[Page and application data records]
★ ★ ★
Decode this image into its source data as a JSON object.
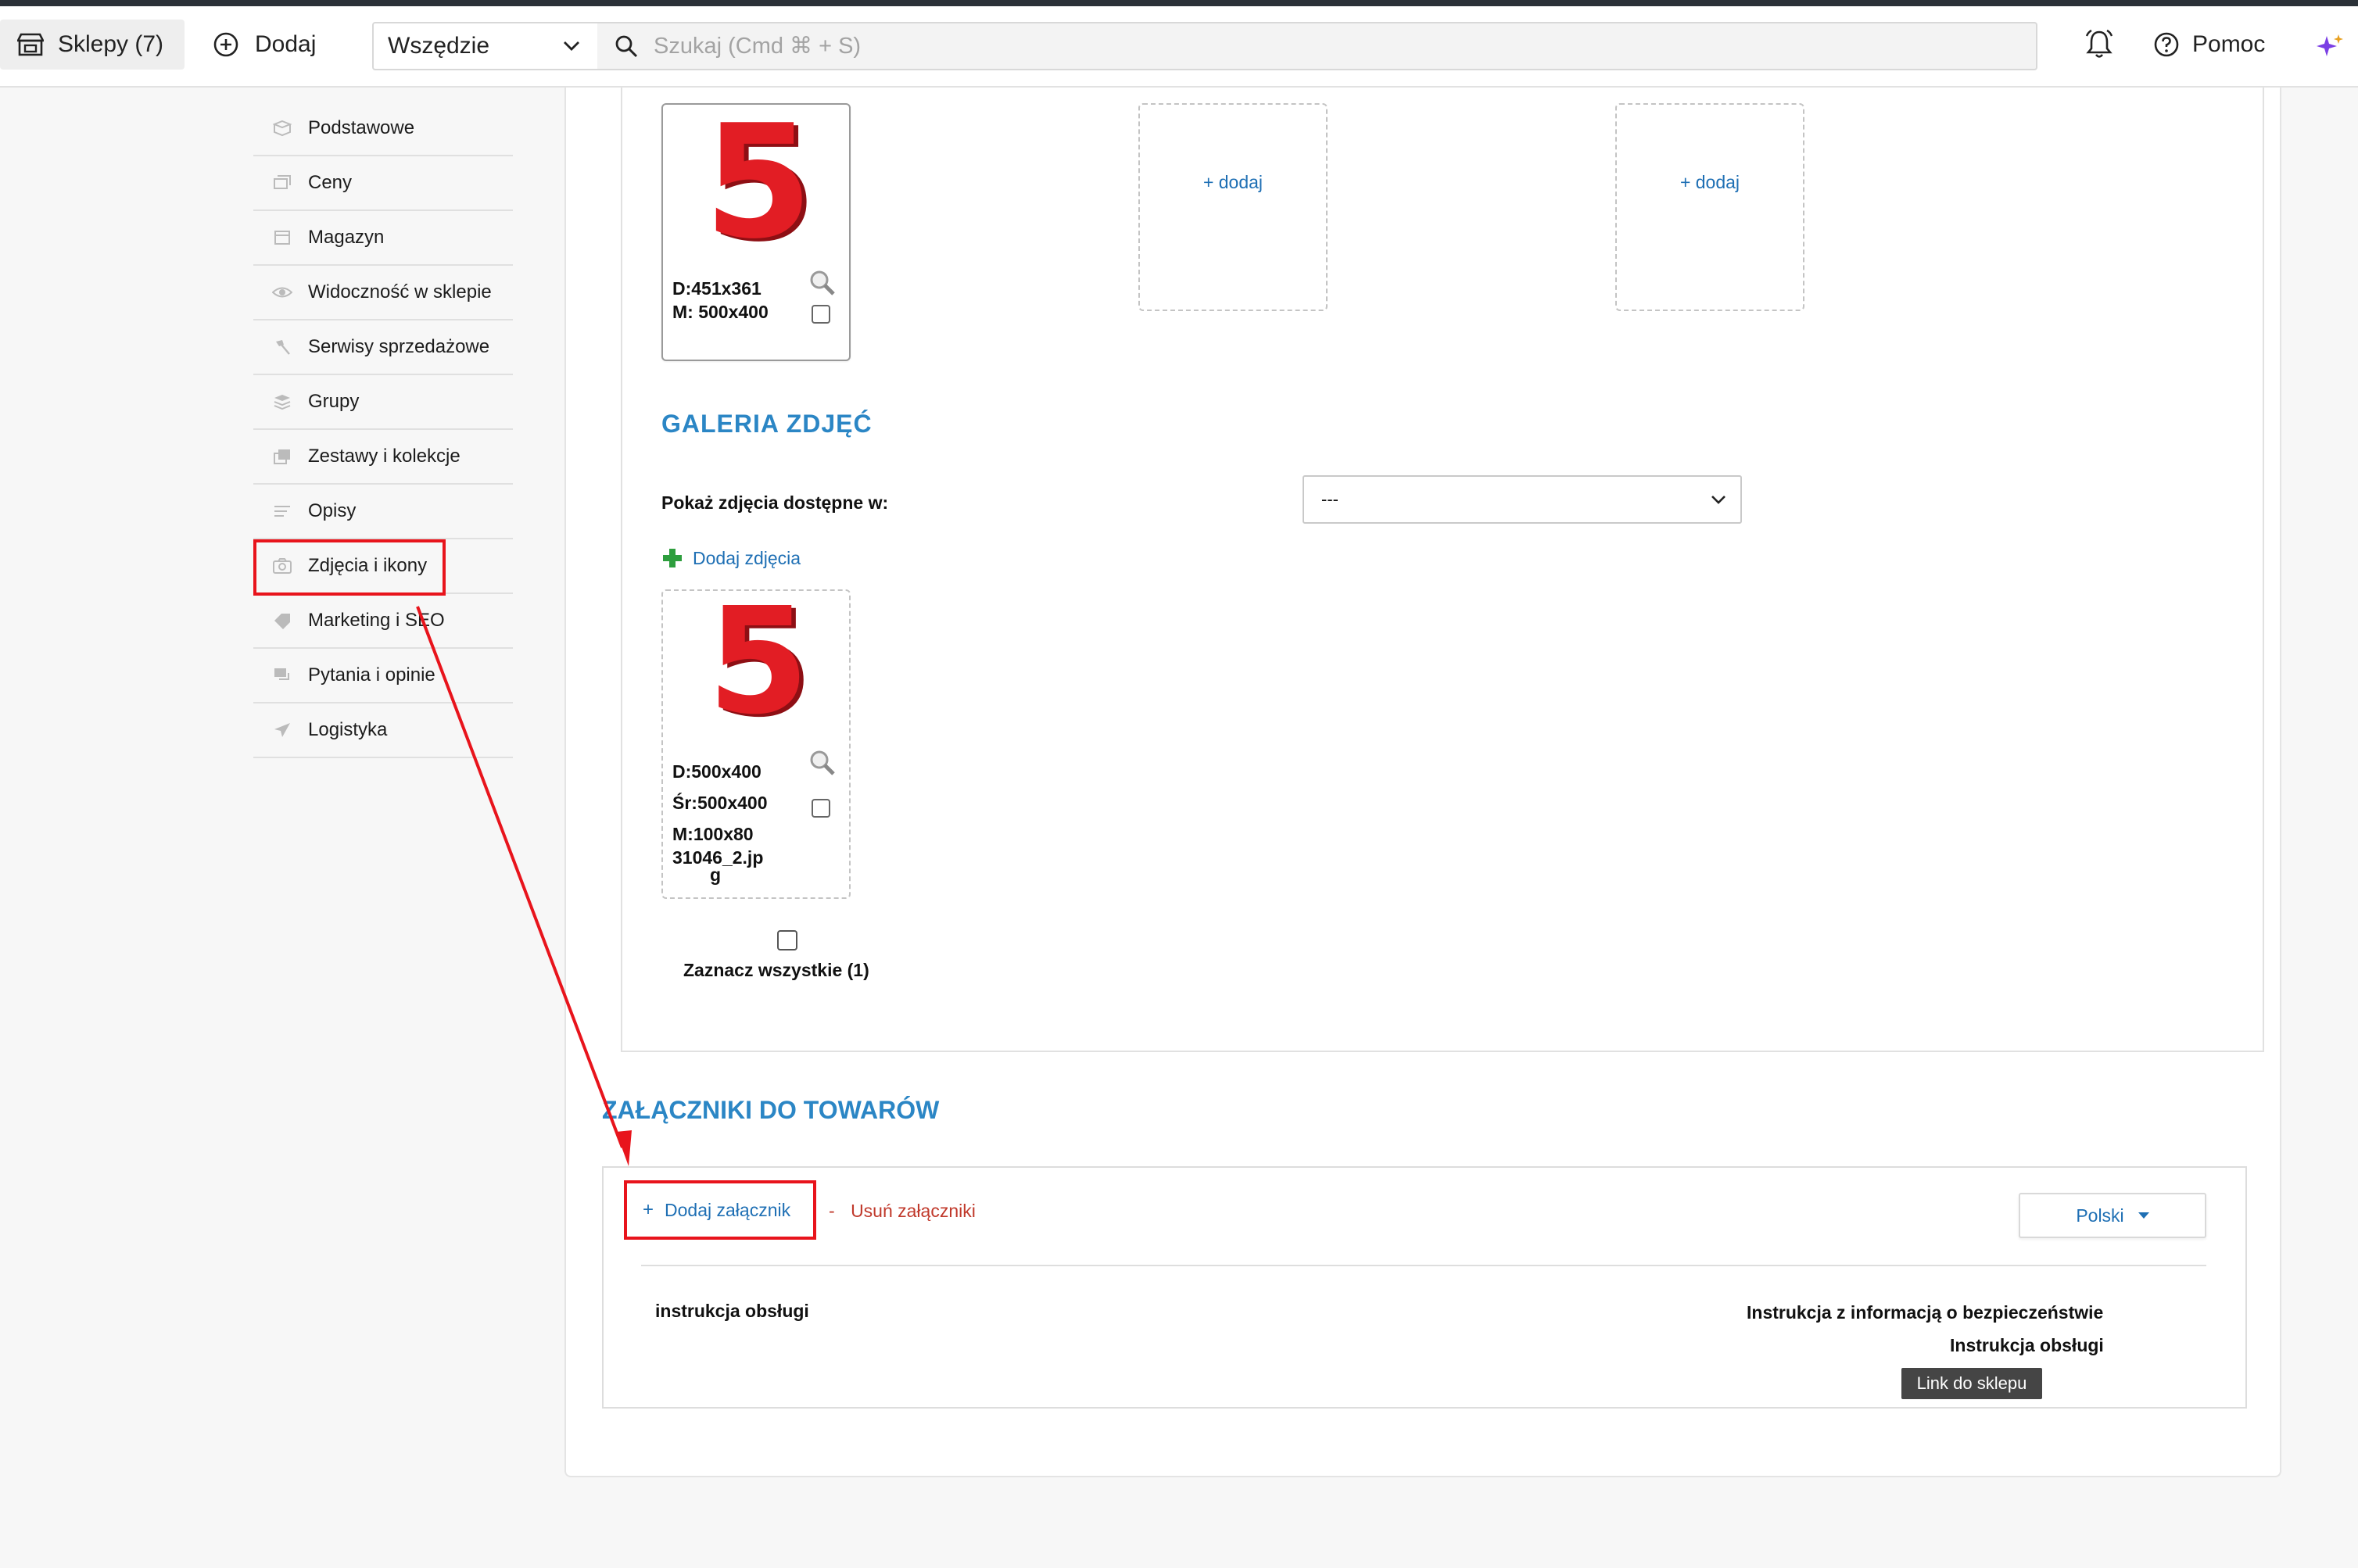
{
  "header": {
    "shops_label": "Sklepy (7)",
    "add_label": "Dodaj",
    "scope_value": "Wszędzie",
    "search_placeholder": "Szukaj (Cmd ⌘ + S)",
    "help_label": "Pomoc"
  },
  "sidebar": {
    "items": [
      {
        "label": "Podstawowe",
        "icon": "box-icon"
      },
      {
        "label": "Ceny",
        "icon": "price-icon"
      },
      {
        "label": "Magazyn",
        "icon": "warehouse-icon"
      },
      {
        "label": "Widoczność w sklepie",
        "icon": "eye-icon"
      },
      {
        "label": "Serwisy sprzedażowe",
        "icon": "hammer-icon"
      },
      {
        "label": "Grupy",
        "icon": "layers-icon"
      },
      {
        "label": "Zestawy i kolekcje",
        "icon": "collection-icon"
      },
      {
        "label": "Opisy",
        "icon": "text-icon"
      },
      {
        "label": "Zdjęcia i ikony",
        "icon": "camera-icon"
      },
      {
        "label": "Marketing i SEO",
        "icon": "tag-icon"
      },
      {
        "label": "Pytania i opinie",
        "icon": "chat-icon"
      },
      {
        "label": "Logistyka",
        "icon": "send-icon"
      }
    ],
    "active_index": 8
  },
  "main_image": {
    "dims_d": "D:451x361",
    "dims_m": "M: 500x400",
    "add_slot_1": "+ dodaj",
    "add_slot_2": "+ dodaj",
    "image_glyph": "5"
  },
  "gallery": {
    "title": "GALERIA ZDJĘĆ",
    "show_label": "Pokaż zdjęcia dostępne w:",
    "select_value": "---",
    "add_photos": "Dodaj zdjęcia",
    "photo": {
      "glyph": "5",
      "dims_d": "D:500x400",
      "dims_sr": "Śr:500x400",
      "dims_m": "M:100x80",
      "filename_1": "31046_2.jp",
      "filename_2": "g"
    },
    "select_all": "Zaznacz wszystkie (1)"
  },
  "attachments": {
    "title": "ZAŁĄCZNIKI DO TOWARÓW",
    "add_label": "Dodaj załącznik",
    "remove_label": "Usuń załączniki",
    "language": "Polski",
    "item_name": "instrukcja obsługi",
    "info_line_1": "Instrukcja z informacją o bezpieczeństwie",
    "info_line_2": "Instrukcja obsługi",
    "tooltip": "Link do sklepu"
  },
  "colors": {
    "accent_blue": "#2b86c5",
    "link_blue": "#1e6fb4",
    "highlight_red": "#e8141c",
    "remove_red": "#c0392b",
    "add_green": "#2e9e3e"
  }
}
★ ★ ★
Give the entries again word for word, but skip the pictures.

## Response to the task
Decode this image into its source data as a JSON object.
{
  "header": {
    "shops_label": "Sklepy (7)",
    "add_label": "Dodaj",
    "scope_value": "Wszędzie",
    "search_placeholder": "Szukaj (Cmd ⌘ + S)",
    "help_label": "Pomoc"
  },
  "sidebar": {
    "items": [
      {
        "label": "Podstawowe",
        "icon": "box-icon"
      },
      {
        "label": "Ceny",
        "icon": "price-icon"
      },
      {
        "label": "Magazyn",
        "icon": "warehouse-icon"
      },
      {
        "label": "Widoczność w sklepie",
        "icon": "eye-icon"
      },
      {
        "label": "Serwisy sprzedażowe",
        "icon": "hammer-icon"
      },
      {
        "label": "Grupy",
        "icon": "layers-icon"
      },
      {
        "label": "Zestawy i kolekcje",
        "icon": "collection-icon"
      },
      {
        "label": "Opisy",
        "icon": "text-icon"
      },
      {
        "label": "Zdjęcia i ikony",
        "icon": "camera-icon"
      },
      {
        "label": "Marketing i SEO",
        "icon": "tag-icon"
      },
      {
        "label": "Pytania i opinie",
        "icon": "chat-icon"
      },
      {
        "label": "Logistyka",
        "icon": "send-icon"
      }
    ],
    "active_index": 8
  },
  "main_image": {
    "dims_d": "D:451x361",
    "dims_m": "M: 500x400",
    "add_slot_1": "+ dodaj",
    "add_slot_2": "+ dodaj",
    "image_glyph": "5"
  },
  "gallery": {
    "title": "GALERIA ZDJĘĆ",
    "show_label": "Pokaż zdjęcia dostępne w:",
    "select_value": "---",
    "add_photos": "Dodaj zdjęcia",
    "photo": {
      "glyph": "5",
      "dims_d": "D:500x400",
      "dims_sr": "Śr:500x400",
      "dims_m": "M:100x80",
      "filename_1": "31046_2.jp",
      "filename_2": "g"
    },
    "select_all": "Zaznacz wszystkie (1)"
  },
  "attachments": {
    "title": "ZAŁĄCZNIKI DO TOWARÓW",
    "add_label": "Dodaj załącznik",
    "remove_label": "Usuń załączniki",
    "language": "Polski",
    "item_name": "instrukcja obsługi",
    "info_line_1": "Instrukcja z informacją o bezpieczeństwie",
    "info_line_2": "Instrukcja obsługi",
    "tooltip": "Link do sklepu"
  },
  "colors": {
    "accent_blue": "#2b86c5",
    "link_blue": "#1e6fb4",
    "highlight_red": "#e8141c",
    "remove_red": "#c0392b",
    "add_green": "#2e9e3e"
  }
}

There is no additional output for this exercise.